Required action. Each record must be repeated exactly. None may be dropped.

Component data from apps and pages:
--
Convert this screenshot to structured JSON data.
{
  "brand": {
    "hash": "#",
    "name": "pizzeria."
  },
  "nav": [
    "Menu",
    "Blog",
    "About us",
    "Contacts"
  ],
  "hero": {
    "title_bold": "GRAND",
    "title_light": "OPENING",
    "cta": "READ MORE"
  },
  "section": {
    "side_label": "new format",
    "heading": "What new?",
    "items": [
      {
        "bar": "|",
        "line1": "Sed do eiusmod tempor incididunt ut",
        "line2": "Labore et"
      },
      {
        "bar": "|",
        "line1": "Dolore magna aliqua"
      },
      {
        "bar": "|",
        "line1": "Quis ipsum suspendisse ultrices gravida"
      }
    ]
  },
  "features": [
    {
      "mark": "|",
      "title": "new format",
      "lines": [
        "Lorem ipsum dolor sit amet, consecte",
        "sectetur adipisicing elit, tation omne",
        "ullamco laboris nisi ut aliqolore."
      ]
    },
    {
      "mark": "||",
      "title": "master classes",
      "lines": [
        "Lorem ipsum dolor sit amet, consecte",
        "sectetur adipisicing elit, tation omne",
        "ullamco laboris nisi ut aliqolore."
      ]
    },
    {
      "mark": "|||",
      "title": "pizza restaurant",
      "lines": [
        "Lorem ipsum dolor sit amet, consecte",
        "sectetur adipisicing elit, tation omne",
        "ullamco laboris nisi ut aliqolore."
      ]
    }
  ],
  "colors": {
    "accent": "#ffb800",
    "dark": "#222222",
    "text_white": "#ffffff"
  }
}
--
Exercise response.
Convert this screenshot to structured JSON data.
{
  "brand": {
    "hash": "#",
    "name": "pizzeria."
  },
  "nav": [
    "Menu",
    "Blog",
    "About us",
    "Contacts"
  ],
  "hero": {
    "title_bold": "GRAND",
    "title_light": "OPENING",
    "cta": "READ MORE"
  },
  "section": {
    "side_label": "new format",
    "heading": "What new?",
    "items": [
      {
        "bar": "|",
        "line1": "Sed do eiusmod tempor incididunt ut",
        "line2": "Labore et"
      },
      {
        "bar": "|",
        "line1": "Dolore magna aliqua"
      },
      {
        "bar": "|",
        "line1": "Quis ipsum suspendisse ultrices gravida"
      }
    ]
  },
  "features": [
    {
      "mark": "|",
      "title": "new format",
      "lines": [
        "Lorem ipsum dolor sit amet, consecte",
        "sectetur adipisicing elit, tation omne",
        "ullamco laboris nisi ut aliqolore."
      ]
    },
    {
      "mark": "||",
      "title": "master classes",
      "lines": [
        "Lorem ipsum dolor sit amet, consecte",
        "sectetur adipisicing elit, tation omne",
        "ullamco laboris nisi ut aliqolore."
      ]
    },
    {
      "mark": "|||",
      "title": "pizza restaurant",
      "lines": [
        "Lorem ipsum dolor sit amet, consecte",
        "sectetur adipisicing elit, tation omne",
        "ullamco laboris nisi ut aliqolore."
      ]
    }
  ],
  "colors": {
    "accent": "#ffb800",
    "dark": "#222222",
    "text_white": "#ffffff"
  }
}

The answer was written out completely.